Perhaps you've chosen to read this essay after scanning other articles on this website. Or, if you're in a hotel, maybe you've decided what to order for breakfast, or what clothes you'll wear today.Coyne goes on to define free will and to explain why he thinks it's all an illusion. He then discusses the consequences for religion and morality if, in fact, we do not make free choices. As you might expect the consequences are not good:
You haven't. You may feel like you've made choices, but in reality your decision to read this piece, and whether to have eggs or pancakes, was determined long before you were aware of it — perhaps even before you woke up today. And your "will" had no part in that decision. So it is with all of our other choices: not one of them results from a free and conscious decision on our part. There is no freedom of choice, no free will. And those New Year's resolutions you made? You had no choice about making them, and you'll have no choice about whether you keep them.
The debate about free will, long the purview of philosophers alone, has been given new life by scientists, especially neuroscientists studying how the brain works. And what they're finding supports the idea that free will is a complete illusion.
The issue of whether we have free will is not an arcane academic debate about philosophy, but a critical question whose answer affects us in many ways: how we assign moral responsibility, how we punish criminals, how we feel about our religion, and, most important, how we see ourselves — as autonomous or automatons.
But there are two important ways that we must face the absence of free will. One is in religion. Many faiths make claims that depend on free choice: Evangelical Christians, for instance, believe that those who don't freely choose Jesus as their savior will go to hell. If we have no free choice, then such religious tenets — and the existence of a disembodied "soul" — are undermined, and any post-mortem fates of the faithful are determined, Calvinistically, by circumstances over which they have no control.We should use reward and punishment, Coyne argues, but not because anyone deserves them. We should use them as environmental factors that assist in determining behavior - promoting what we want and discouraging what we don't.

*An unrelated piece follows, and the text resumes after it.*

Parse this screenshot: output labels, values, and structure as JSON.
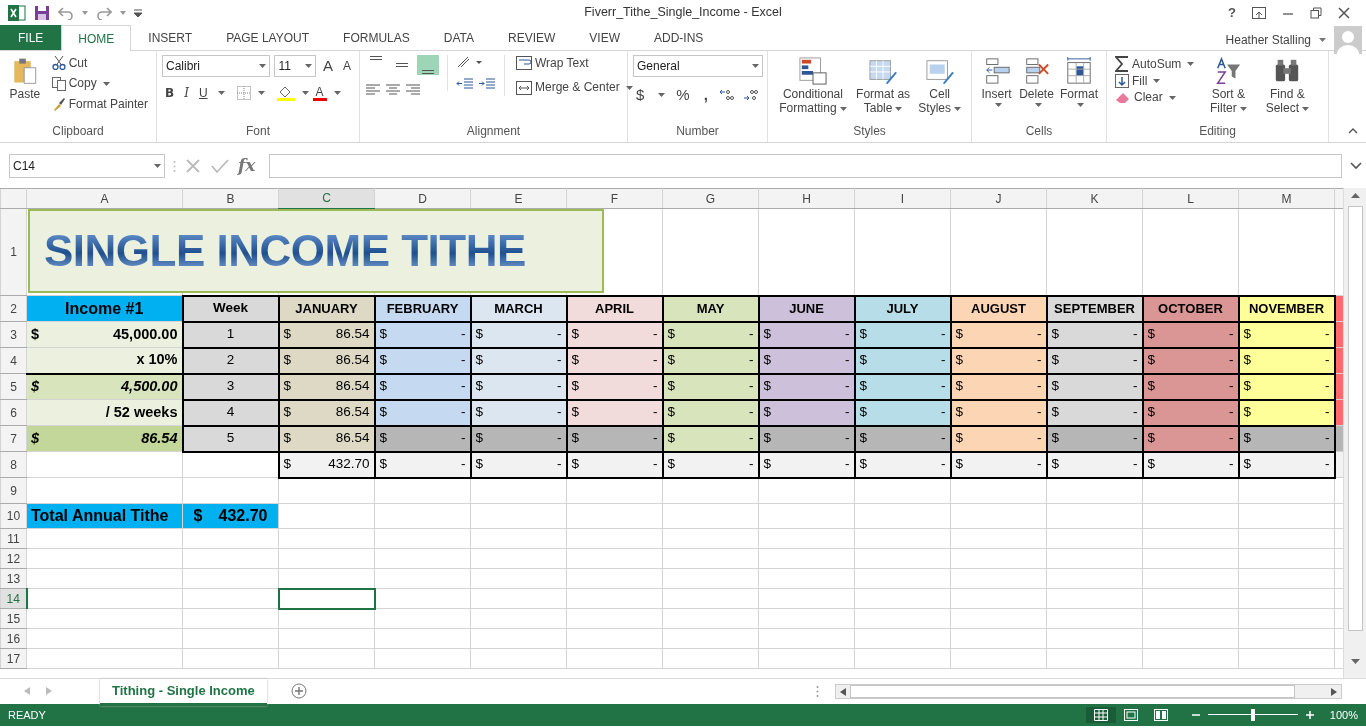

But the most important issue is that of moral responsibility. If we can't really choose how we behave, how can we judge people as moral or immoral? Why punish criminals or reward do-gooders? Why hold anyone responsible for their actions if those actions aren't freely chosen?
He then closes with what he believes to be the upsides of accepting determinism:

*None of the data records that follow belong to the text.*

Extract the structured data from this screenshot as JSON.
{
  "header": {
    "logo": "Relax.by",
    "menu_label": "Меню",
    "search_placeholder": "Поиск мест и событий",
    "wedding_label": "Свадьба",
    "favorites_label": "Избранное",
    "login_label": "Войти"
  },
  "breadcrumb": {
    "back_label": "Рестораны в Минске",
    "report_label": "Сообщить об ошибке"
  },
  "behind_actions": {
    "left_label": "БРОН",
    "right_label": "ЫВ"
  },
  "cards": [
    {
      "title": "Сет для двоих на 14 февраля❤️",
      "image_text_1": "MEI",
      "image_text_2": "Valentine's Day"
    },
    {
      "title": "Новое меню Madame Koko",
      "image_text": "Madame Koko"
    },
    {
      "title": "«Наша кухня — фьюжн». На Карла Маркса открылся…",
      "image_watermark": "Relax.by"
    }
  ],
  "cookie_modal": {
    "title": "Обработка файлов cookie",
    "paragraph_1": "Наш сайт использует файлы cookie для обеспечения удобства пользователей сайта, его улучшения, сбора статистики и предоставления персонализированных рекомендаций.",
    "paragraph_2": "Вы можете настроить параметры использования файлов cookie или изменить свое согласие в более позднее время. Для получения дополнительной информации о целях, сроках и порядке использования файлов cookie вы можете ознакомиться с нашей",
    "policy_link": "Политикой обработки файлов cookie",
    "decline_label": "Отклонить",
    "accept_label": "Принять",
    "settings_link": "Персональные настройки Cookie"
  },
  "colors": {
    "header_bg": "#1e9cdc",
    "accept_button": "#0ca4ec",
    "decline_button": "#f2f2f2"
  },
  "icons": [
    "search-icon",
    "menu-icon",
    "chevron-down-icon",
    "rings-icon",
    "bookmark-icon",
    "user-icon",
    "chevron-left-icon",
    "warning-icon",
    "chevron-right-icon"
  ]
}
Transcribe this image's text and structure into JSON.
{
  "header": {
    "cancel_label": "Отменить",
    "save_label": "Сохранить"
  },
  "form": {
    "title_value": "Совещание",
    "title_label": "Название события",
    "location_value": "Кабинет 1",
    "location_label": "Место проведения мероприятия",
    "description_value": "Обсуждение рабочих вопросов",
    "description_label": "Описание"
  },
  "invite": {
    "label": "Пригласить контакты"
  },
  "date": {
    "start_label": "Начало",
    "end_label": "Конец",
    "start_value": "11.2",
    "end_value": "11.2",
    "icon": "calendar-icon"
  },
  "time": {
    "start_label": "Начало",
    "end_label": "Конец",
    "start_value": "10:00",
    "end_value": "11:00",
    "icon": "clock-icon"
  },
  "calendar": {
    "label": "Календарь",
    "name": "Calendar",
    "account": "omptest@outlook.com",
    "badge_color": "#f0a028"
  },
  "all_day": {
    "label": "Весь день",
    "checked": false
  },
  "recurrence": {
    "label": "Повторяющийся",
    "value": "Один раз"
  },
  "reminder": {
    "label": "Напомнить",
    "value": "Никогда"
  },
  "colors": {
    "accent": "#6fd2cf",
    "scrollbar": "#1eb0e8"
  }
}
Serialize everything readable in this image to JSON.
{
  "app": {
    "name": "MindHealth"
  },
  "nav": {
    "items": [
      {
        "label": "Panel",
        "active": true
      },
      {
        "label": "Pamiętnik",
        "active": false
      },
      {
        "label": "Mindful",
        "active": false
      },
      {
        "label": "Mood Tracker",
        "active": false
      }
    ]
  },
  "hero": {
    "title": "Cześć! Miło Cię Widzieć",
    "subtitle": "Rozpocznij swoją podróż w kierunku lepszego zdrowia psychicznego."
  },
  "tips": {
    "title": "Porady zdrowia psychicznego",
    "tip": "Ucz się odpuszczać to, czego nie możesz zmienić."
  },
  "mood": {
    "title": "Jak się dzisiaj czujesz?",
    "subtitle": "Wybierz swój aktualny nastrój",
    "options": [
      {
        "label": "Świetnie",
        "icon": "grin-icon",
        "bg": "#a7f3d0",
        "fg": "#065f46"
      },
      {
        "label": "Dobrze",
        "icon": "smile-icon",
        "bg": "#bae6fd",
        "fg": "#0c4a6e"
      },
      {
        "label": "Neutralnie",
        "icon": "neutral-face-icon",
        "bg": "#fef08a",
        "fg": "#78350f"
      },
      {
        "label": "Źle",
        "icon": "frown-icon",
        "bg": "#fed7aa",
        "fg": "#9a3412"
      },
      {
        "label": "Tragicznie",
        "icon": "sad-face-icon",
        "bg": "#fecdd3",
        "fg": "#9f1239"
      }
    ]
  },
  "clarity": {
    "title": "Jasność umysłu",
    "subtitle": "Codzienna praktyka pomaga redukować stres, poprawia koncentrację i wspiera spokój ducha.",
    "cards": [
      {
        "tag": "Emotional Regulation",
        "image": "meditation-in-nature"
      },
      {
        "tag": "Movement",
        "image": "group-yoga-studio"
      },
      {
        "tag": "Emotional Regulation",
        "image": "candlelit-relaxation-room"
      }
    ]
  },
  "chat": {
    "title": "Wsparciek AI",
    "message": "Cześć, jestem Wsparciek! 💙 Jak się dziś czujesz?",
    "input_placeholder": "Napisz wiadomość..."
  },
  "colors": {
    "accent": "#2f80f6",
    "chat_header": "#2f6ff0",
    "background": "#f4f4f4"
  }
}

The first is realizing the great wonder and mystery of our evolved brains, and contemplating the notion that things like consciousness, free choice, and even the idea of "me" are but convincing illusions fashioned by natural selection.So far from prompting wonder, this sounds positively dehumanizing, but his second upside is amusingly ironic:
Further, by losing free will we gain empathy, for we realize that in the end all of us, whether Bernie Madoffs or Nelson Mandelas, are victims of circumstance — of the genes we're bequeathed and the environments we encounter. With that under our belts, we can go about building a kinder world.The irony is in this: Coyne is a very nasty man, particularly toward Christian theists and more particularly still toward anyone who doubts Darwinism. But if all he has said in this essay is true why should he be? People who believe in God and don't believe in molecules to man evolution are not responsible for those beliefs anymore than Coyne is responsible for his. Our beliefs are not something we freely choose, Coyne has taught us, rather, they're the inevitable product of forces that have been in play since the beginning of the cosmos. We're no more responsible, and thus no more blameworthy or praiseworthy, for holding the beliefs we do than we are for being the height we are.
Coyne's treatment of those with whom he disagrees causes his talk of empathy and kindness to ring hollow. His behavior toward his intellectual opponents reveals that at bottom he really does believe people are culpable for making wrong choices which in turn means that he believes, perhaps without realizing it, that we can indeed make free choices.